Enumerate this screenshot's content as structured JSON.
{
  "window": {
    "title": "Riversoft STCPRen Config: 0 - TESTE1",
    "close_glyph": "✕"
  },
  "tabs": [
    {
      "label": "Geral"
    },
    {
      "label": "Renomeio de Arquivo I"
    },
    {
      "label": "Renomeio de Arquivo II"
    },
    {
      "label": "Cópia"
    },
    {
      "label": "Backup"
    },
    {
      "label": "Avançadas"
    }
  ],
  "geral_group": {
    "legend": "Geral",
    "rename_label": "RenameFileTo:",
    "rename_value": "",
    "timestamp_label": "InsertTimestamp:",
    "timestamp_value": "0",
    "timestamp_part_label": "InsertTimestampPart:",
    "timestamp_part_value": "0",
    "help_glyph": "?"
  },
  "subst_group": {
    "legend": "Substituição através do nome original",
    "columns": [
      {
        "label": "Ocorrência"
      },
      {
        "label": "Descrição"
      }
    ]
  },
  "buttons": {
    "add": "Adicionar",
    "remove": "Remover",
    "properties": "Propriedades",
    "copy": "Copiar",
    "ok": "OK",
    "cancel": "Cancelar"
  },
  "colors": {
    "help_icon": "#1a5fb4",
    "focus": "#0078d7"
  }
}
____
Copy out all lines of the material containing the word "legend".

    "legend": "Geral",
    "legend": "Substituição através do nome original",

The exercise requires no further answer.